THE DATA:
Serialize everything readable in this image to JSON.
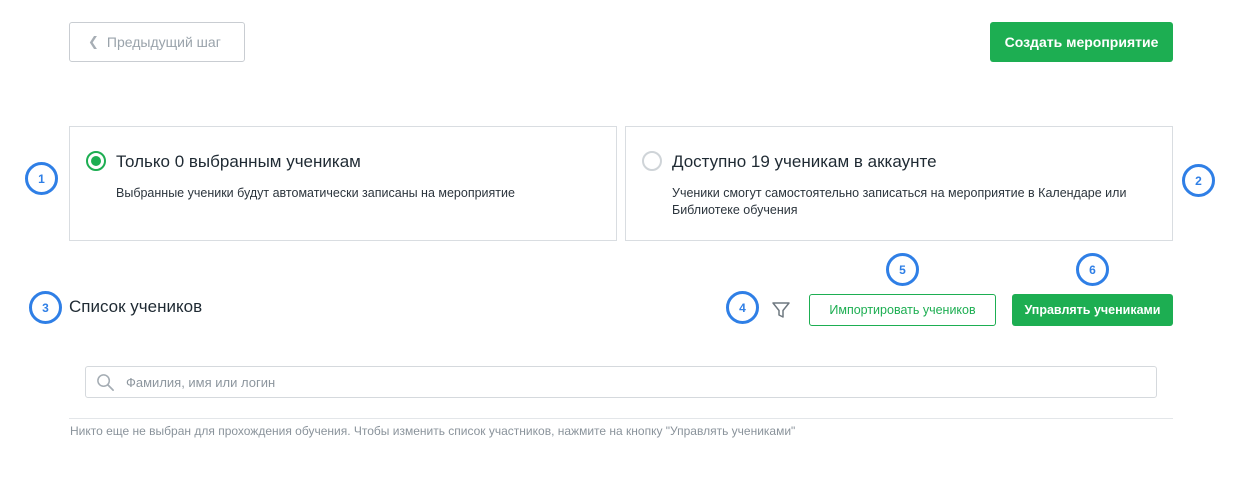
{
  "header": {
    "back_label": "Предыдущий шаг",
    "create_label": "Создать мероприятие"
  },
  "options": [
    {
      "title": "Только 0 выбранным ученикам",
      "description": "Выбранные ученики будут автоматически записаны на мероприятие",
      "selected": true
    },
    {
      "title": "Доступно 19 ученикам в аккаунте",
      "description": "Ученики смогут самостоятельно записаться на мероприятие в Календаре или Библиотеке обучения",
      "selected": false
    }
  ],
  "students": {
    "title": "Список учеников",
    "import_label": "Импортировать учеников",
    "manage_label": "Управлять учениками",
    "filter_icon": "filter-icon"
  },
  "search": {
    "placeholder": "Фамилия, имя или логин",
    "value": ""
  },
  "empty_note": "Никто еще не выбран для прохождения обучения. Чтобы изменить список участников, нажмите на кнопку \"Управлять учениками\"",
  "annotations": [
    "1",
    "2",
    "3",
    "4",
    "5",
    "6"
  ],
  "colors": {
    "accent_green": "#1dae52",
    "annotation_blue": "#2f7fe6"
  }
}
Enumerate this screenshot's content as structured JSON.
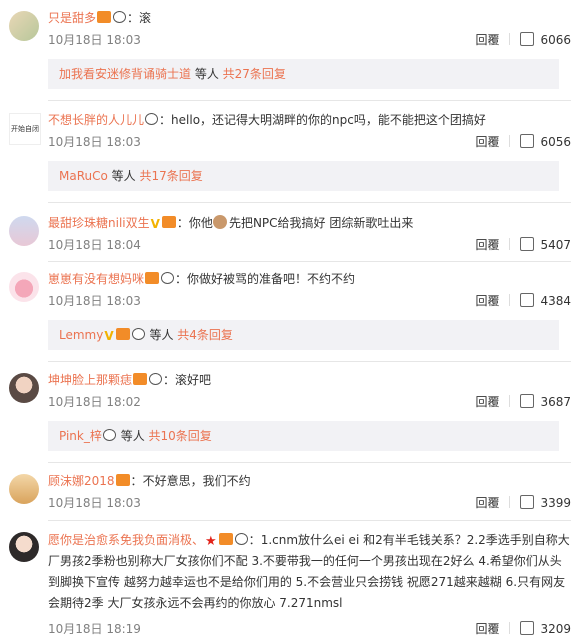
{
  "comments": [
    {
      "username": "只是甜多",
      "sep": "：",
      "text": "滚",
      "date": "10月18日 18:03",
      "reply": "回覆",
      "likes": "6066",
      "sub": {
        "names": "加我看安迷修背诵骑士道",
        "suffix": " 等人 ",
        "count": "共27条回复"
      }
    },
    {
      "username": "不想长胖的人儿儿",
      "sep": "：",
      "text": "hello，还记得大明湖畔的你的npc吗，能不能把这个团搞好",
      "avatar_text": "开始自闭",
      "date": "10月18日 18:03",
      "reply": "回覆",
      "likes": "6056",
      "sub": {
        "names": "MaRuCo",
        "suffix": " 等人 ",
        "count": "共17条回复"
      }
    },
    {
      "username": "最甜珍珠糖nili双生",
      "sep": "：",
      "text_a": "你他",
      "text_b": "先把NPC给我搞好 团综新歌吐出来",
      "date": "10月18日 18:04",
      "reply": "回覆",
      "likes": "5407"
    },
    {
      "username": "崽崽有没有想妈咪",
      "sep": "：",
      "text": "你做好被骂的准备吧！不约不约",
      "date": "10月18日 18:03",
      "reply": "回覆",
      "likes": "4384",
      "sub": {
        "names": "Lemmy",
        "suffix": " 等人 ",
        "count": "共4条回复"
      }
    },
    {
      "username": "坤坤脸上那颗痣",
      "sep": "：",
      "text": "滚好吧",
      "date": "10月18日 18:02",
      "reply": "回覆",
      "likes": "3687",
      "sub": {
        "names": "Pink_梓",
        "suffix": " 等人 ",
        "count": "共10条回复"
      }
    },
    {
      "username": "顾沫娜2018",
      "sep": "：",
      "text": "不好意思，我们不约",
      "date": "10月18日 18:03",
      "reply": "回覆",
      "likes": "3399"
    },
    {
      "username": "愿你是治愈系免我负面消极、",
      "sep": "：",
      "text": "1.cnm放什么ei ei 和2有半毛钱关系？2.2季选手别自称大厂男孩2季粉也别称大厂女孩你们不配 3.不要带我一的任何一个男孩出现在2好么 4.希望你们从头到脚换下宣传 越努力越幸运也不是给你们用的 5.不会营业只会捞钱 祝愿271越来越糊 6.只有网友会期待2季 大厂女孩永远不会再约的你放心 7.271nmsl",
      "date": "10月18日 18:19",
      "reply": "回覆",
      "likes": "3209"
    }
  ],
  "colors": {
    "username": "#eb7350",
    "meta": "#808080",
    "sub_bg": "#f2f2f5",
    "divider": "#e6e6e6"
  }
}
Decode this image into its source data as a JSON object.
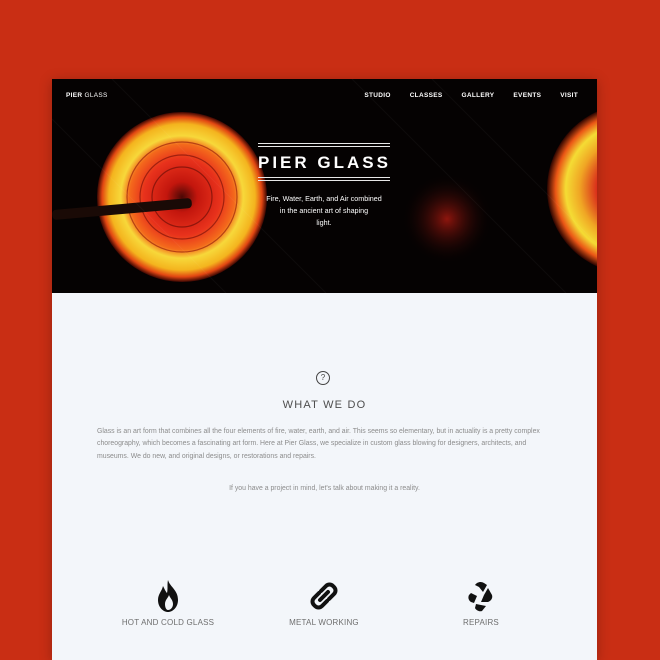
{
  "brand": {
    "bold": "PIER",
    "light": "GLASS"
  },
  "nav": {
    "items": [
      "STUDIO",
      "CLASSES",
      "GALLERY",
      "EVENTS",
      "VISIT"
    ]
  },
  "hero": {
    "title": "PIER GLASS",
    "tagline_lines": [
      "Fire, Water, Earth, and Air combined",
      "in the ancient art of shaping",
      "light."
    ]
  },
  "about": {
    "title": "WHAT WE DO",
    "lines": [
      "Glass is an art form that combines all the four elements of fire, water, earth, and air. This seems so elementary, but in actuality is a pretty complex",
      "choreography, which becomes a fascinating art form. Here at Pier Glass, we specialize in custom glass blowing for designers, architects, and",
      "museums. We do new, and original designs, or restorations and repairs."
    ],
    "cta": "If you have a project in mind, let's talk about making it a reality."
  },
  "features": [
    {
      "label": "HOT AND COLD GLASS",
      "icon": "flame-icon"
    },
    {
      "label": "METAL WORKING",
      "icon": "chain-link-icon"
    },
    {
      "label": "REPAIRS",
      "icon": "recycle-icon"
    }
  ],
  "colors": {
    "background": "#c92e14",
    "hero": "#050202",
    "glow_outer": "#f5cf2a",
    "glow_inner": "#e8281a",
    "content_bg": "#f3f6fa"
  }
}
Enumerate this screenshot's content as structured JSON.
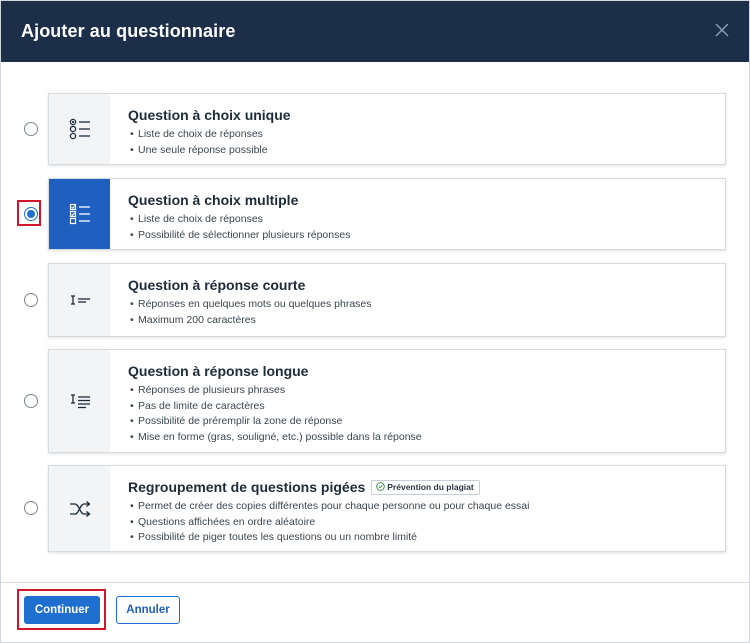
{
  "dialog": {
    "title": "Ajouter au questionnaire",
    "close_icon": "close-icon"
  },
  "options": [
    {
      "title": "Question à choix unique",
      "icon": "single-choice-list-icon",
      "selected": false,
      "bullets": [
        "Liste de choix de réponses",
        "Une seule réponse possible"
      ]
    },
    {
      "title": "Question à choix multiple",
      "icon": "multiple-choice-list-icon",
      "selected": true,
      "bullets": [
        "Liste de choix de réponses",
        "Possibilité de sélectionner plusieurs réponses"
      ]
    },
    {
      "title": "Question à réponse courte",
      "icon": "short-answer-icon",
      "selected": false,
      "bullets": [
        "Réponses en quelques mots ou quelques phrases",
        "Maximum 200 caractères"
      ]
    },
    {
      "title": "Question à réponse longue",
      "icon": "long-answer-icon",
      "selected": false,
      "bullets": [
        "Réponses de plusieurs phrases",
        "Pas de limite de caractères",
        "Possibilité de préremplir la zone de réponse",
        "Mise en forme (gras, souligné, etc.) possible dans la réponse"
      ]
    },
    {
      "title": "Regroupement de questions pigées",
      "icon": "shuffle-icon",
      "selected": false,
      "badge": "Prévention du plagiat",
      "badge_icon": "shield-check-icon",
      "bullets": [
        "Permet de créer des copies différentes pour chaque personne ou pour chaque essai",
        "Questions affichées en ordre aléatoire",
        "Possibilité de piger toutes les questions ou un nombre limité"
      ]
    }
  ],
  "footer": {
    "continue_label": "Continuer",
    "cancel_label": "Annuler"
  },
  "colors": {
    "header_bg": "#1c2e48",
    "accent": "#1f6fd1",
    "highlight": "#d3152b"
  }
}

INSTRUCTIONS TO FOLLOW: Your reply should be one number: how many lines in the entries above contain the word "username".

ANSWER TO THE PROBLEM: 8